**Work to complete**
Your answer must be an exact copy of every record.

** Opening The data block **

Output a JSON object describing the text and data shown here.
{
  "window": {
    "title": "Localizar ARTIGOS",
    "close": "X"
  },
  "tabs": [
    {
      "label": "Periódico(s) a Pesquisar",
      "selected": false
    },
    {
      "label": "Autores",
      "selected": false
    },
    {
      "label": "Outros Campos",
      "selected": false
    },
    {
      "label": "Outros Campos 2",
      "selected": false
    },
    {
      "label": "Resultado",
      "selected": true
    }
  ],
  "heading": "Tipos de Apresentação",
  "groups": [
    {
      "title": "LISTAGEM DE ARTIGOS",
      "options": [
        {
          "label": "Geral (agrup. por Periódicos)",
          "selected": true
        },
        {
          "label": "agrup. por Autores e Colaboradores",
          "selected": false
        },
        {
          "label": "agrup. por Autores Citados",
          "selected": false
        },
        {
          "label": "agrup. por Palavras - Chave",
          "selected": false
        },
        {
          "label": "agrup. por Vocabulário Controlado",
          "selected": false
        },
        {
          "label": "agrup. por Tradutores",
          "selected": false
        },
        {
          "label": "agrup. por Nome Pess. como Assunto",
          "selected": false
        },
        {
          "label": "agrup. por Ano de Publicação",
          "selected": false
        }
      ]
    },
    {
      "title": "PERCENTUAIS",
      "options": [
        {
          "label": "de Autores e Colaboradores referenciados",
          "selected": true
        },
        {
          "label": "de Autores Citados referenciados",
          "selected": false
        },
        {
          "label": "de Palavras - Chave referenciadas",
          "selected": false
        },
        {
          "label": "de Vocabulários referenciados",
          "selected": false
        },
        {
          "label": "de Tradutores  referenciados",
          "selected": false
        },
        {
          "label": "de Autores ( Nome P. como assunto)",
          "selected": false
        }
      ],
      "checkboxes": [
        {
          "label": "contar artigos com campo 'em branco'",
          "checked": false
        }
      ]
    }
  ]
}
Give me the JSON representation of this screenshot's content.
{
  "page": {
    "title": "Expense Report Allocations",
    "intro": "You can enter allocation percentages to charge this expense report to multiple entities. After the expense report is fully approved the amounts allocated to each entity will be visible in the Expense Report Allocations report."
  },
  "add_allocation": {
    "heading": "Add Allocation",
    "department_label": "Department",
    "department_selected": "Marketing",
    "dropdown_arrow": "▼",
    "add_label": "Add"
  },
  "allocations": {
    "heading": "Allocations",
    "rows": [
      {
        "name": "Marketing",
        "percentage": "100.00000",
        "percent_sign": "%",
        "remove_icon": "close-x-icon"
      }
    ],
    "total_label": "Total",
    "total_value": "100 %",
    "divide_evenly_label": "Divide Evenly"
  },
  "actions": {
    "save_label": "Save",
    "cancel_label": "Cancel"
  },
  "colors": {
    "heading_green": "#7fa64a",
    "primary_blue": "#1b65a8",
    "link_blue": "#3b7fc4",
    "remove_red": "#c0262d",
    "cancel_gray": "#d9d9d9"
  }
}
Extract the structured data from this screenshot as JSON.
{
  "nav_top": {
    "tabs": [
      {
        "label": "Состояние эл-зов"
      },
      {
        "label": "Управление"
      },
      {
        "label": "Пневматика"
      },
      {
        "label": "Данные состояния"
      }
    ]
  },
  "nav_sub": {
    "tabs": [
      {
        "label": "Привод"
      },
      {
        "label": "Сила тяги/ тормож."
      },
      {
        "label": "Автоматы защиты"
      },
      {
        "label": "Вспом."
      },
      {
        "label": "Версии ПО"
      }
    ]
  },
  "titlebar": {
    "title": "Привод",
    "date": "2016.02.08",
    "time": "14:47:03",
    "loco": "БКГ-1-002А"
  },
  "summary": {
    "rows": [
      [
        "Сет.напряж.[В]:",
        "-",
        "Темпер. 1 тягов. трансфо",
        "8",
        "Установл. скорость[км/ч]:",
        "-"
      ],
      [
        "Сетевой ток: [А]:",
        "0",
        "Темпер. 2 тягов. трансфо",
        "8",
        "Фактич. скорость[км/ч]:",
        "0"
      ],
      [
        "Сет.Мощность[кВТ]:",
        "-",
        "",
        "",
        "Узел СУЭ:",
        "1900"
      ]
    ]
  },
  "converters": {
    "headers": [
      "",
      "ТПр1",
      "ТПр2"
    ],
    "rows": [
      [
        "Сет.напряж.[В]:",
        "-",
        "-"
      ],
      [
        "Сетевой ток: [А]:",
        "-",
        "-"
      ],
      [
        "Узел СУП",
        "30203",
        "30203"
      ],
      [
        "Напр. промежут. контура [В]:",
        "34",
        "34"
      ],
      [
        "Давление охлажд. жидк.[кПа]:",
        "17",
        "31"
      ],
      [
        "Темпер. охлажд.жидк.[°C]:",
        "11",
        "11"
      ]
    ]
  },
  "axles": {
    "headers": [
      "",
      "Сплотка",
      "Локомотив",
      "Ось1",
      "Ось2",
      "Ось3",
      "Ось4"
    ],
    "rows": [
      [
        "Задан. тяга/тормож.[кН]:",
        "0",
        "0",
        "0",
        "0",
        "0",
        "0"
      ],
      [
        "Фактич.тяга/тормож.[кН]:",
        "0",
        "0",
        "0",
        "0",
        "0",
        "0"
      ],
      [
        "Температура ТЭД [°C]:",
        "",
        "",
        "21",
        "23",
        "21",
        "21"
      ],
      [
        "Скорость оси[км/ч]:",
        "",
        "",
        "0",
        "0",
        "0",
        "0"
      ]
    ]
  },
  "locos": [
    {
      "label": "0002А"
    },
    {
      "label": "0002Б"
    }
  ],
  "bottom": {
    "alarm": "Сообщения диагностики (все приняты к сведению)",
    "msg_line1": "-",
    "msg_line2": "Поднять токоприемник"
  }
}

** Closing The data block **

**Solution below**
Output a JSON object describing the text and data shown here.
{
  "window": {
    "title": "Localizar ARTIGOS",
    "close": "X"
  },
  "tabs": [
    {
      "label": "Periódico(s) a Pesquisar",
      "selected": false
    },
    {
      "label": "Autores",
      "selected": false
    },
    {
      "label": "Outros Campos",
      "selected": false
    },
    {
      "label": "Outros Campos 2",
      "selected": false
    },
    {
      "label": "Resultado",
      "selected": true
    }
  ],
  "heading": "Tipos de Apresentação",
  "groups": [
    {
      "title": "LISTAGEM DE ARTIGOS",
      "options": [
        {
          "label": "Geral (agrup. por Periódicos)",
          "selected": true
        },
        {
          "label": "agrup. por Autores e Colaboradores",
          "selected": false
        },
        {
          "label": "agrup. por Autores Citados",
          "selected": false
        },
        {
          "label": "agrup. por Palavras - Chave",
          "selected": false
        },
        {
          "label": "agrup. por Vocabulário Controlado",
          "selected": false
        },
        {
          "label": "agrup. por Tradutores",
          "selected": false
        },
        {
          "label": "agrup. por Nome Pess. como Assunto",
          "selected": false
        },
        {
          "label": "agrup. por Ano de Publicação",
          "selected": false
        }
      ]
    },
    {
      "title": "PERCENTUAIS",
      "options": [
        {
          "label": "de Autores e Colaboradores referenciados",
          "selected": true
        },
        {
          "label": "de Autores Citados referenciados",
          "selected": false
        },
        {
          "label": "de Palavras - Chave referenciadas",
          "selected": false
        },
        {
          "label": "de Vocabulários referenciados",
          "selected": false
        },
        {
          "label": "de Tradutores  referenciados",
          "selected": false
        },
        {
          "label": "de Autores ( Nome P. como assunto)",
          "selected": false
        }
      ],
      "checkboxes": [
        {
          "label": "contar artigos com campo 'em branco'",
          "checked": false
        }
      ]
    }
  ]
}
Give me the JSON representation of this screenshot's content.
{
  "page": {
    "title": "Expense Report Allocations",
    "intro": "You can enter allocation percentages to charge this expense report to multiple entities. After the expense report is fully approved the amounts allocated to each entity will be visible in the Expense Report Allocations report."
  },
  "add_allocation": {
    "heading": "Add Allocation",
    "department_label": "Department",
    "department_selected": "Marketing",
    "dropdown_arrow": "▼",
    "add_label": "Add"
  },
  "allocations": {
    "heading": "Allocations",
    "rows": [
      {
        "name": "Marketing",
        "percentage": "100.00000",
        "percent_sign": "%",
        "remove_icon": "close-x-icon"
      }
    ],
    "total_label": "Total",
    "total_value": "100 %",
    "divide_evenly_label": "Divide Evenly"
  },
  "actions": {
    "save_label": "Save",
    "cancel_label": "Cancel"
  },
  "colors": {
    "heading_green": "#7fa64a",
    "primary_blue": "#1b65a8",
    "link_blue": "#3b7fc4",
    "remove_red": "#c0262d",
    "cancel_gray": "#d9d9d9"
  }
}
Extract the structured data from this screenshot as JSON.
{
  "nav_top": {
    "tabs": [
      {
        "label": "Состояние эл-зов"
      },
      {
        "label": "Управление"
      },
      {
        "label": "Пневматика"
      },
      {
        "label": "Данные состояния"
      }
    ]
  },
  "nav_sub": {
    "tabs": [
      {
        "label": "Привод"
      },
      {
        "label": "Сила тяги/ тормож."
      },
      {
        "label": "Автоматы защиты"
      },
      {
        "label": "Вспом."
      },
      {
        "label": "Версии ПО"
      }
    ]
  },
  "titlebar": {
    "title": "Привод",
    "date": "2016.02.08",
    "time": "14:47:03",
    "loco": "БКГ-1-002А"
  },
  "summary": {
    "rows": [
      [
        "Сет.напряж.[В]:",
        "-",
        "Темпер. 1 тягов. трансфо",
        "8",
        "Установл. скорость[км/ч]:",
        "-"
      ],
      [
        "Сетевой ток: [А]:",
        "0",
        "Темпер. 2 тягов. трансфо",
        "8",
        "Фактич. скорость[км/ч]:",
        "0"
      ],
      [
        "Сет.Мощность[кВТ]:",
        "-",
        "",
        "",
        "Узел СУЭ:",
        "1900"
      ]
    ]
  },
  "converters": {
    "headers": [
      "",
      "ТПр1",
      "ТПр2"
    ],
    "rows": [
      [
        "Сет.напряж.[В]:",
        "-",
        "-"
      ],
      [
        "Сетевой ток: [А]:",
        "-",
        "-"
      ],
      [
        "Узел СУП",
        "30203",
        "30203"
      ],
      [
        "Напр. промежут. контура [В]:",
        "34",
        "34"
      ],
      [
        "Давление охлажд. жидк.[кПа]:",
        "17",
        "31"
      ],
      [
        "Темпер. охлажд.жидк.[°C]:",
        "11",
        "11"
      ]
    ]
  },
  "axles": {
    "headers": [
      "",
      "Сплотка",
      "Локомотив",
      "Ось1",
      "Ось2",
      "Ось3",
      "Ось4"
    ],
    "rows": [
      [
        "Задан. тяга/тормож.[кН]:",
        "0",
        "0",
        "0",
        "0",
        "0",
        "0"
      ],
      [
        "Фактич.тяга/тормож.[кН]:",
        "0",
        "0",
        "0",
        "0",
        "0",
        "0"
      ],
      [
        "Температура ТЭД [°C]:",
        "",
        "",
        "21",
        "23",
        "21",
        "21"
      ],
      [
        "Скорость оси[км/ч]:",
        "",
        "",
        "0",
        "0",
        "0",
        "0"
      ]
    ]
  },
  "locos": [
    {
      "label": "0002А"
    },
    {
      "label": "0002Б"
    }
  ],
  "bottom": {
    "alarm": "Сообщения диагностики (все приняты к сведению)",
    "msg_line1": "-",
    "msg_line2": "Поднять токоприемник"
  }
}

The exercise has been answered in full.